◆ **AIM OF THE TASK**
Across the whole listing, find how many lines contain "heading", then write that number and nothing else.
:::::
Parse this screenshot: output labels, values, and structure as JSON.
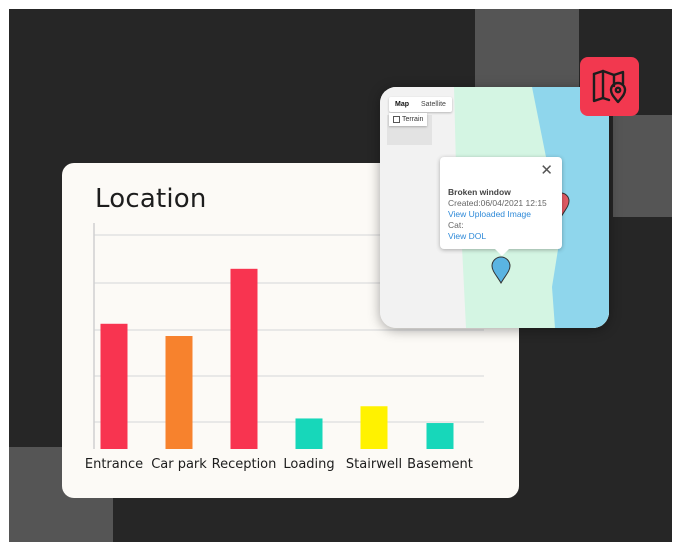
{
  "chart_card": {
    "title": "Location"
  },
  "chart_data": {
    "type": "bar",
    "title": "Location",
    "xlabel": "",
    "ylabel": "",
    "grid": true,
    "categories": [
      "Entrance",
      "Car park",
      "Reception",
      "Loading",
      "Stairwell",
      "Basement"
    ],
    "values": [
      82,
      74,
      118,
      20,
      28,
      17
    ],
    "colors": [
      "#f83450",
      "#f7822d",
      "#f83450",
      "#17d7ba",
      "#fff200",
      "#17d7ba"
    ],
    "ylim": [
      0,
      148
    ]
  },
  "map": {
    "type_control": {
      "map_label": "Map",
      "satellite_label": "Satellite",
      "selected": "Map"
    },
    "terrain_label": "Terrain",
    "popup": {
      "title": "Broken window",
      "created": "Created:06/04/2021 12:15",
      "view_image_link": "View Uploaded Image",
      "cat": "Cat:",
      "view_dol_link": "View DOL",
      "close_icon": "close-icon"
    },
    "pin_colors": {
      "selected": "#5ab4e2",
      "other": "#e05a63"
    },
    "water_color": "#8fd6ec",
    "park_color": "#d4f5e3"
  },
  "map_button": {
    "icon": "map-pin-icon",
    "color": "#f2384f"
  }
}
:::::
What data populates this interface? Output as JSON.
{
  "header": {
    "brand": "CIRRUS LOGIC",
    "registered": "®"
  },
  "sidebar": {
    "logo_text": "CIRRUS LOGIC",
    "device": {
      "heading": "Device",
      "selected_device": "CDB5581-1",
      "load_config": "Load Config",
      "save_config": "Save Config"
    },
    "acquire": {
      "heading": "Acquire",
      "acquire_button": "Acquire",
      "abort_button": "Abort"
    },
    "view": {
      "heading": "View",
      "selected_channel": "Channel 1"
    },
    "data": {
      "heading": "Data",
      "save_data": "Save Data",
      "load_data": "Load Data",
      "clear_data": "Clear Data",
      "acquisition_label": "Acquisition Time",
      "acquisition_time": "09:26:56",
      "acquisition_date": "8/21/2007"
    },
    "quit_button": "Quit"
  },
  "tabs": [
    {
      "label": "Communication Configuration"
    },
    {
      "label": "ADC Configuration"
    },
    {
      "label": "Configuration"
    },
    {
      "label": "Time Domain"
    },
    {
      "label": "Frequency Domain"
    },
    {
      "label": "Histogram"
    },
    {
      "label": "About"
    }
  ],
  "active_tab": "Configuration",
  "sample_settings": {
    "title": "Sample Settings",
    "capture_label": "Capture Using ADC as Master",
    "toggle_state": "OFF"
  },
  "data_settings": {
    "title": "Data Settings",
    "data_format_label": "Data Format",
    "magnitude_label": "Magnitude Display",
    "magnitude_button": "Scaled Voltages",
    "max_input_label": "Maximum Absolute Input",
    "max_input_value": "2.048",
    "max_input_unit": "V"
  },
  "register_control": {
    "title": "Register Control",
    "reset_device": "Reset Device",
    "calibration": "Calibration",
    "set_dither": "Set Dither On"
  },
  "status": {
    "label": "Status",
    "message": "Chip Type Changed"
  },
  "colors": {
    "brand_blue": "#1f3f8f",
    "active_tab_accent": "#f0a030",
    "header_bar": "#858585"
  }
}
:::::
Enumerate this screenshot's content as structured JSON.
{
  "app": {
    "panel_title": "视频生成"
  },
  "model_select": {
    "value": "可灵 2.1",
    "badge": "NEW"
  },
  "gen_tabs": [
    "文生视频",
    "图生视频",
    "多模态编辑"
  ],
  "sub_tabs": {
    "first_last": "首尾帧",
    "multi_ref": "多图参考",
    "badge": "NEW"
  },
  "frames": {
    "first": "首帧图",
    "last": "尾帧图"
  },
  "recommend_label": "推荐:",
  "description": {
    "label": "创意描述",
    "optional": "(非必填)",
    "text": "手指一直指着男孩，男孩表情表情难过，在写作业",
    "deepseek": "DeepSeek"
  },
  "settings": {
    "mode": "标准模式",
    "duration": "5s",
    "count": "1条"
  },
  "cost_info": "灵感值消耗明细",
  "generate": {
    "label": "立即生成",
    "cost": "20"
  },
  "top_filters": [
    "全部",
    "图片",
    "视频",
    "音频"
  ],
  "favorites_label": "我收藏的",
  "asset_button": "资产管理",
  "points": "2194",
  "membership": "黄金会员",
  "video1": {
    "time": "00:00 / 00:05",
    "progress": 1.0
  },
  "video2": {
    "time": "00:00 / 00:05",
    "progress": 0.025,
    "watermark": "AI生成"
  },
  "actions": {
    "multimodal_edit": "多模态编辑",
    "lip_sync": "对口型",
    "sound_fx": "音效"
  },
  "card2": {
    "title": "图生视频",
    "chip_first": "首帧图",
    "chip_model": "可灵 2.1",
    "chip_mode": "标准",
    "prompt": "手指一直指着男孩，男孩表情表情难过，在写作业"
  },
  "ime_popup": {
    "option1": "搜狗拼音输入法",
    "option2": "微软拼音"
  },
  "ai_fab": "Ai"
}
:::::
◆ **RESPONSE TO THIS EXERCISE**
4